Supreme Court stiff-arms AFBF challenge

Associate Editor

WASHINGTON (March 8, 2016) — The U.S. Supreme Court declined last week to hear a challenge of the Chesapeake Bay’s mandated cleanup, dealing a final blow to a years-long effort from farming and construction interests to resist the federal environmental regulations.
The court’s Feb. 29 decision ends a lawsuit by the American Farm Bureau Federation to roll back the Environmental Protection Agency’s Total Maximum Daily Load plan, which has limited the application of fertilizer and manure on regional farmland and is designed to improve water quality within the Bay watershed.
“EPA has asserted the power to sit as a federal zoning board, dictating which land can be farmed and where homes, roads and schools can be built,” said Zippy Duvall, AFBF president, in a statement. “We remain firm in opposing this unlawful expansion of EPA’s power. We will closely monitor the agency’s actions in connection with the Bay blueprint as well as any efforts to impose similar mandates in other areas. The lawsuit has ended, but the larger battle over the scope of EPA’s power is not over.”
The federation appealed to the Supreme Court following a ruling from a three-judge panel last year in the 3rd Circuit Court of Appeals that upheld a 2013 U.S. District Court ruling that said the EPA acts within its authority under the Clean Water Act to work with states within the watershed to reduce pollution and runoff from farms, sewers and commercial and residential development. That ruling now stands.

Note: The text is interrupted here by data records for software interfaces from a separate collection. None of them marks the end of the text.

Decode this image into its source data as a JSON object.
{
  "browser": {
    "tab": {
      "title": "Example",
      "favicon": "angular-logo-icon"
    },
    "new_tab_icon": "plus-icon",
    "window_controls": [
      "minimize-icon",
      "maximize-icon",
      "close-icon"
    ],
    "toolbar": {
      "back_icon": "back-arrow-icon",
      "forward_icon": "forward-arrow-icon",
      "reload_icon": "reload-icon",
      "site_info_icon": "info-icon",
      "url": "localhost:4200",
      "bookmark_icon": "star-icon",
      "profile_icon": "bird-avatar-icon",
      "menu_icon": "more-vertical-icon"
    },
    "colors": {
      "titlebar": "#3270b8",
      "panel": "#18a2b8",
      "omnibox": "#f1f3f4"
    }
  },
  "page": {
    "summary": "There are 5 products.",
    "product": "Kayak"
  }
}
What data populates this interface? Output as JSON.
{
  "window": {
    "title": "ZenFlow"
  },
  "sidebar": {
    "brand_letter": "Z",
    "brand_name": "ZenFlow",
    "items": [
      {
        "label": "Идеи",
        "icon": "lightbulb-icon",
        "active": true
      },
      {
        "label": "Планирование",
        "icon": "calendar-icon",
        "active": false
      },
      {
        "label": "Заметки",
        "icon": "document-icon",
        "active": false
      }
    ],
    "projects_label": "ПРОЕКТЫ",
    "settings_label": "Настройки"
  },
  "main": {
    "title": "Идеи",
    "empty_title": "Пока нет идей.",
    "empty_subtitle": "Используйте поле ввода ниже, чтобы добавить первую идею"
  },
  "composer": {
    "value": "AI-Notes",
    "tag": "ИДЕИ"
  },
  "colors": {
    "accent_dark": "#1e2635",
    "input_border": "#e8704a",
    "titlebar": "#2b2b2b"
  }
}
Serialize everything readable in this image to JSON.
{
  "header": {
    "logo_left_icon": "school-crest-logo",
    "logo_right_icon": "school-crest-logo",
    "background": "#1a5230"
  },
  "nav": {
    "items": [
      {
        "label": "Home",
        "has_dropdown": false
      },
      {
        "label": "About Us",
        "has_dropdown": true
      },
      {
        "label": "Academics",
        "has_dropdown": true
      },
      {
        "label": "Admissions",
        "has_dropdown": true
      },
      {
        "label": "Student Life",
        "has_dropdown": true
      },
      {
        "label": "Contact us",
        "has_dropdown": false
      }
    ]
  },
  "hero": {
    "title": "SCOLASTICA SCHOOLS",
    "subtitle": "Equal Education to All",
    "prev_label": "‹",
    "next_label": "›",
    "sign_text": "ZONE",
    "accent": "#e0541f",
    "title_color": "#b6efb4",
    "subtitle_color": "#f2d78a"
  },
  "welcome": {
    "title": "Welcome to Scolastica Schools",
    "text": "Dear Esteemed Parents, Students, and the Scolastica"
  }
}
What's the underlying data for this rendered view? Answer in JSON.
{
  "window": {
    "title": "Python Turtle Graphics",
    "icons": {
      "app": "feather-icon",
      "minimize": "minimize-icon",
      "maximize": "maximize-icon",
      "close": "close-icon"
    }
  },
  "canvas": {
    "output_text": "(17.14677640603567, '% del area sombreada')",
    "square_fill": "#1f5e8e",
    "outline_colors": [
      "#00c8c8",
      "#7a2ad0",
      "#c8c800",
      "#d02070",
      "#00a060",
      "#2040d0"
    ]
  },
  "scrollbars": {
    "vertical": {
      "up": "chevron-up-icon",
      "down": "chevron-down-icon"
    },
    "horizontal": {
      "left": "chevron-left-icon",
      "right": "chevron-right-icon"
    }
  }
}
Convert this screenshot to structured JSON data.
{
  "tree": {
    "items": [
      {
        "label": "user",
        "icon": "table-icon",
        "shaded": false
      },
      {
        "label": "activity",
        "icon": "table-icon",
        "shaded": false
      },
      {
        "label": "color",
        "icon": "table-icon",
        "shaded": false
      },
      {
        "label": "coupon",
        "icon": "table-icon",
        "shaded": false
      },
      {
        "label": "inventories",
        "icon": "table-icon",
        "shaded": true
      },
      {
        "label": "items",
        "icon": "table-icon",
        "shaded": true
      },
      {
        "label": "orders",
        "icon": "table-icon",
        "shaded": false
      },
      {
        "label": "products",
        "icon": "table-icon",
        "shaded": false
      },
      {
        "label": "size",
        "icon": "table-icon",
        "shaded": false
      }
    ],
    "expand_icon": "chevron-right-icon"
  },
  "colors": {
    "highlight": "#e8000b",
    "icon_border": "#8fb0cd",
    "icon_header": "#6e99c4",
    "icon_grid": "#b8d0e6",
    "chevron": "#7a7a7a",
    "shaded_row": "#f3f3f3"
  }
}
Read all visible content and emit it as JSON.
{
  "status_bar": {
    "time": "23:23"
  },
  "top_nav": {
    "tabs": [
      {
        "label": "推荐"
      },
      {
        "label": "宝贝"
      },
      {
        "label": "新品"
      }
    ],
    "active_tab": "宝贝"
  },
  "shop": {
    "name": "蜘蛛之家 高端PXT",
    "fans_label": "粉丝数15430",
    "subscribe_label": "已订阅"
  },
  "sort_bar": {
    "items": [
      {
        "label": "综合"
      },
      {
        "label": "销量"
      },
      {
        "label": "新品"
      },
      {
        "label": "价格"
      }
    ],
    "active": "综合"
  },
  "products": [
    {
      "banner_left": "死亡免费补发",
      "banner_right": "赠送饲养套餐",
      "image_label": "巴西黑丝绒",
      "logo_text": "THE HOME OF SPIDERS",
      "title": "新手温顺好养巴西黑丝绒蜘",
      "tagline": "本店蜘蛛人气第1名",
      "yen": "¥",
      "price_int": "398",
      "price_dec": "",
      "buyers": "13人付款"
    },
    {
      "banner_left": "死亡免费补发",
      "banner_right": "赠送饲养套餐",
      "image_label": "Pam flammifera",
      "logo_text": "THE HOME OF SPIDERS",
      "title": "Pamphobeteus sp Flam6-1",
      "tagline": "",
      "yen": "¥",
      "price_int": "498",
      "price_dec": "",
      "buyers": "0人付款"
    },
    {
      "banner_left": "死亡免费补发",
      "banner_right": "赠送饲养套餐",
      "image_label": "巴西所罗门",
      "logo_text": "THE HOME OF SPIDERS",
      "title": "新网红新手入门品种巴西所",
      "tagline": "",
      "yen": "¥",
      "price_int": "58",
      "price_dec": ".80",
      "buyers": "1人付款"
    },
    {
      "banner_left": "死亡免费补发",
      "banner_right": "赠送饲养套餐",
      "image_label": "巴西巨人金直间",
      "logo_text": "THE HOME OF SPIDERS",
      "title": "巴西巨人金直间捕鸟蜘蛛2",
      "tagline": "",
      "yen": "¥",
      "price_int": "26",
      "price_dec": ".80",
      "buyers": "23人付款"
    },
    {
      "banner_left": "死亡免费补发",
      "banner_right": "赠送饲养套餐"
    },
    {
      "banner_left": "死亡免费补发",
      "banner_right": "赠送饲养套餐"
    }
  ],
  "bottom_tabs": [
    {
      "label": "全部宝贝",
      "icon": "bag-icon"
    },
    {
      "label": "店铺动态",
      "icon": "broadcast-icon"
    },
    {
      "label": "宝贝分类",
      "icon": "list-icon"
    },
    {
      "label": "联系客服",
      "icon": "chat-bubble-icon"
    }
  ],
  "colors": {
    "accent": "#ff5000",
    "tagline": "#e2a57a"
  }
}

The TMDL was created in 2010 and requires Bay watershed states to develop plans to meet pollution reduction goals by 2025.
“Now that all of the legal challenges have been denied, we hope those who have opposed the Chesapeake Clean Water Blueprint will devote their time, expertise and money to working with all of the clean water partners to help save the Bay,” said Will Baker, Chesapeake Bay Foundation president, in a statement.
Organizations ranging from the National Association of Home Builders and various agricultural groups including the National Chicken Council and the National Corn Growers Association, joined the federation in the lawsuit. Twenty-two states and several congressmen also supported the suit.
Maryland Farm Bureau officials declined to comment on the lawsuit.
The suit was among several hundred the high court declined to hear as it recovers from the Feb. 13 death of Justice Antonin Scalia, leaving the court with just eight members. President Barack Obama said he intends to nominate a successor though Senate Republicans have vowed to block any nomination and say they believe the country’s next president should choose.